[THE TASK] As you look over the data below, please find each line where the word "duration" appears, then copy it.

[SUPPLIED ENTRIES]
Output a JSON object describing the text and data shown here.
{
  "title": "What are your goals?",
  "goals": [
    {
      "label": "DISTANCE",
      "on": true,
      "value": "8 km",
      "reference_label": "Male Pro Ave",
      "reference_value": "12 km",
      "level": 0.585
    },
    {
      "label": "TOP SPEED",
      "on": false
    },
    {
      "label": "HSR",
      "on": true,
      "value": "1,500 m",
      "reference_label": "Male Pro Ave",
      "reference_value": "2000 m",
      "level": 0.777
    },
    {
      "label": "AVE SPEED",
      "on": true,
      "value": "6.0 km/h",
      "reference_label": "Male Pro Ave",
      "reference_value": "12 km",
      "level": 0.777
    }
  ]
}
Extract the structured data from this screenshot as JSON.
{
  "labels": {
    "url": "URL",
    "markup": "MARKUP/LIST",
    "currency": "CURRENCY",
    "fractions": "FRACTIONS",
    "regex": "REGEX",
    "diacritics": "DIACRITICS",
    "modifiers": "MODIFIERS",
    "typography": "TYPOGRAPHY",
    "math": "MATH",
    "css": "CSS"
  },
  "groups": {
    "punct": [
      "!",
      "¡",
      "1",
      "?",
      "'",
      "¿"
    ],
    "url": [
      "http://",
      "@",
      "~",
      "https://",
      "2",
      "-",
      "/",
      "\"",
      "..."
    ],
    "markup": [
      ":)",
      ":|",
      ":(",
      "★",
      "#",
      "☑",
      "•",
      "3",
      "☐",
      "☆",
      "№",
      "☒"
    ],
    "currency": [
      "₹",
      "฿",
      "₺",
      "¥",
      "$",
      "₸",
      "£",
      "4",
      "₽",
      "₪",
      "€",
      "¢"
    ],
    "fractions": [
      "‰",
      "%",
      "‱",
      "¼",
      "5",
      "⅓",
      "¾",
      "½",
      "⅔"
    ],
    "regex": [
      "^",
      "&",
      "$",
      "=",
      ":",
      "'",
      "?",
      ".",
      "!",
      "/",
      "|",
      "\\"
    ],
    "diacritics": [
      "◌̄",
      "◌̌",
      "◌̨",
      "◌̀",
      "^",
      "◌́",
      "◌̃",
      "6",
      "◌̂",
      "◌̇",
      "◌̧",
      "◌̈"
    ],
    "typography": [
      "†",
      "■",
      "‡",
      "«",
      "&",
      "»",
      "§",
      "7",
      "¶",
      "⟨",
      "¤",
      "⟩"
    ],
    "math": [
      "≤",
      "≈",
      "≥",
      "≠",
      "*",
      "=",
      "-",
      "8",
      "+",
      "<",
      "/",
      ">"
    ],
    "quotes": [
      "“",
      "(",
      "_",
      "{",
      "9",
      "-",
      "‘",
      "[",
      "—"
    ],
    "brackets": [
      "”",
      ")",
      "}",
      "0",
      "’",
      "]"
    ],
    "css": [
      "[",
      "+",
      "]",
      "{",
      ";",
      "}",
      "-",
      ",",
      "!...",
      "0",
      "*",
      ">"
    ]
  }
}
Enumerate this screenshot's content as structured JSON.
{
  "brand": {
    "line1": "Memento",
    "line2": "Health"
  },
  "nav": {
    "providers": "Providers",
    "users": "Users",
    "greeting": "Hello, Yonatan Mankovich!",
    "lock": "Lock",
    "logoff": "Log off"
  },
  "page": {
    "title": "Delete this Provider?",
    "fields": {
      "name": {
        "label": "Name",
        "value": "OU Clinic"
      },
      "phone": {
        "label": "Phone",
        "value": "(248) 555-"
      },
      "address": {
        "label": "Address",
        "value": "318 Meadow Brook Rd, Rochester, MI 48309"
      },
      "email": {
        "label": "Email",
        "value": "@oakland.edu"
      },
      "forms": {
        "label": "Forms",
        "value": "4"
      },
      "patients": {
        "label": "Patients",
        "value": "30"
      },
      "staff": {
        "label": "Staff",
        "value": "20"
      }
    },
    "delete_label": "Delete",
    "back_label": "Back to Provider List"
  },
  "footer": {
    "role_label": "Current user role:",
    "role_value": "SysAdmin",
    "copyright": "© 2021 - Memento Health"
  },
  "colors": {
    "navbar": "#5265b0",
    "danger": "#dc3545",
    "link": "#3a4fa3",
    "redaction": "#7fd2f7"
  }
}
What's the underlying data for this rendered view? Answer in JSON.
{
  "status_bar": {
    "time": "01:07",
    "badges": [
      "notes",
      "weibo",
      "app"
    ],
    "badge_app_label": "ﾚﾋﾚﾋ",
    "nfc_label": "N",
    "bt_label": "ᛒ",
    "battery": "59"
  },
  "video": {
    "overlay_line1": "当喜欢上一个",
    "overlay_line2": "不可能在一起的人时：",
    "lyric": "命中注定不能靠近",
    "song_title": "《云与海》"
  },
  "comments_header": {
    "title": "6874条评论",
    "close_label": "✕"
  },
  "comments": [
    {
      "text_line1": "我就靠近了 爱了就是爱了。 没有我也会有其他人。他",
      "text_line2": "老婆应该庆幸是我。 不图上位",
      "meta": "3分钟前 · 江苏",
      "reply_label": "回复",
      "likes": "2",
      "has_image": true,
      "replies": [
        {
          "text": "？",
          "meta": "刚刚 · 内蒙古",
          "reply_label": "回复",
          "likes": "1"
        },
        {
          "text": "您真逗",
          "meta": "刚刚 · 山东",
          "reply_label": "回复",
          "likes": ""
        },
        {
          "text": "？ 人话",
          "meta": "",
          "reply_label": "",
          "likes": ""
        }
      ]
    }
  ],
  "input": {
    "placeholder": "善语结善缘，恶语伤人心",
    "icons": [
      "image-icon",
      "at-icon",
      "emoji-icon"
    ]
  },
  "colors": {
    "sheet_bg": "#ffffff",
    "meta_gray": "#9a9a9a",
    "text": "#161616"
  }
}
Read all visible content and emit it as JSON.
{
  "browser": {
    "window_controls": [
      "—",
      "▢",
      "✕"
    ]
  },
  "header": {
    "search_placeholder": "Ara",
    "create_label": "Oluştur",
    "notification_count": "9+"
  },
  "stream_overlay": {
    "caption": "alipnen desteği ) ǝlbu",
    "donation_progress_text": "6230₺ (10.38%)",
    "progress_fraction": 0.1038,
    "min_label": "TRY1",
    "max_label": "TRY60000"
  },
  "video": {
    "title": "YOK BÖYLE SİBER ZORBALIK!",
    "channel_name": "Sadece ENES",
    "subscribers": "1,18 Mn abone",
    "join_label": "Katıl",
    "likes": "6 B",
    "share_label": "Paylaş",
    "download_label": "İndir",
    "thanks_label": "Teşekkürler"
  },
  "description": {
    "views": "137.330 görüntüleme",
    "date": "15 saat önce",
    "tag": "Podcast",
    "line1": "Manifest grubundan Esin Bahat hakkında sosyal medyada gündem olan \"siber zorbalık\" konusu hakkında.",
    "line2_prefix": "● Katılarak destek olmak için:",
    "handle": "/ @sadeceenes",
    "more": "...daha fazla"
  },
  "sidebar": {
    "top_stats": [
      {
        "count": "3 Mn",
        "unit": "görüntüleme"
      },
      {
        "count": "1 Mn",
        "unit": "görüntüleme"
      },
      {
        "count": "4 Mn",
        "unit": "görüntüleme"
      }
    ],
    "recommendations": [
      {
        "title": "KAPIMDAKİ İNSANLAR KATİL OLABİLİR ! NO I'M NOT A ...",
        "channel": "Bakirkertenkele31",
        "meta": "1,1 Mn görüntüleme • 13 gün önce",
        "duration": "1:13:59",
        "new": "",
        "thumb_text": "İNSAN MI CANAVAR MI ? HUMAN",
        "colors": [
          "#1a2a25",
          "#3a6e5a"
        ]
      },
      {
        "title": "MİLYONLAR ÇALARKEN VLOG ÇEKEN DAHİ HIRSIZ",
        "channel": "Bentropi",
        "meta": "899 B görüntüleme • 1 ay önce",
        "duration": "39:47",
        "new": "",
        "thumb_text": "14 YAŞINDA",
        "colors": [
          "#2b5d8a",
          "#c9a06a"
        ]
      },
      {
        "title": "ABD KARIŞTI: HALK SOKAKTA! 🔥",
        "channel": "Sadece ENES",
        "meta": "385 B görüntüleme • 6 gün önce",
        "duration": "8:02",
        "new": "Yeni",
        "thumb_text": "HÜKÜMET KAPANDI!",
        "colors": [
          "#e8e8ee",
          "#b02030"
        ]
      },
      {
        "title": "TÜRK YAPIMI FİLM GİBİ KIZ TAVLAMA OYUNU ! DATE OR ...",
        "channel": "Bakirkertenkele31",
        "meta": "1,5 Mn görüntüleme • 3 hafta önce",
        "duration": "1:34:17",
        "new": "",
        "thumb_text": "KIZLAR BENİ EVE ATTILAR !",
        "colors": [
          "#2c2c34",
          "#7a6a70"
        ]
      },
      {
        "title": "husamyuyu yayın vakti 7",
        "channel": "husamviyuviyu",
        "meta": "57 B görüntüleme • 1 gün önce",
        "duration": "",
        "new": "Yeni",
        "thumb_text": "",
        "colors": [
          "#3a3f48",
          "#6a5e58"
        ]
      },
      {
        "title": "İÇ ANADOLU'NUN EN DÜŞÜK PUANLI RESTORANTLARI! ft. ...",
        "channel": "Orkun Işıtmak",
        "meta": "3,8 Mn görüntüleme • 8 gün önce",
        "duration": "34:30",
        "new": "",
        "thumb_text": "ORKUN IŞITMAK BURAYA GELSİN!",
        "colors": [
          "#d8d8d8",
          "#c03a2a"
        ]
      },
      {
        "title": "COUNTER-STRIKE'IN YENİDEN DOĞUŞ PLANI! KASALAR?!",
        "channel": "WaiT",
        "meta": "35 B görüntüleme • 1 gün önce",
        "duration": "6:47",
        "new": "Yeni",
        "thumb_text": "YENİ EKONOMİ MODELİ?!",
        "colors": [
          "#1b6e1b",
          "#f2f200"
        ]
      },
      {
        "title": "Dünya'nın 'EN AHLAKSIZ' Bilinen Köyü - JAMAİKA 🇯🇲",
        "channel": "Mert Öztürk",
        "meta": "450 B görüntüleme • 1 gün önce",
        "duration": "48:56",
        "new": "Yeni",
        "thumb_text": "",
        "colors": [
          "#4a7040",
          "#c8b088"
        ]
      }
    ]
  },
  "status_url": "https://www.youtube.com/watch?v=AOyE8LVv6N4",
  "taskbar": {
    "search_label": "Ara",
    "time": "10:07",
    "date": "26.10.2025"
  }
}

[EXPECTED OUTPUT]
        "duration": "1:13:59",
        "duration": "39:47",
        "duration": "8:02",
        "duration": "1:34:17",
        "duration": "",
        "duration": "34:30",
        "duration": "6:47",
        "duration": "48:56",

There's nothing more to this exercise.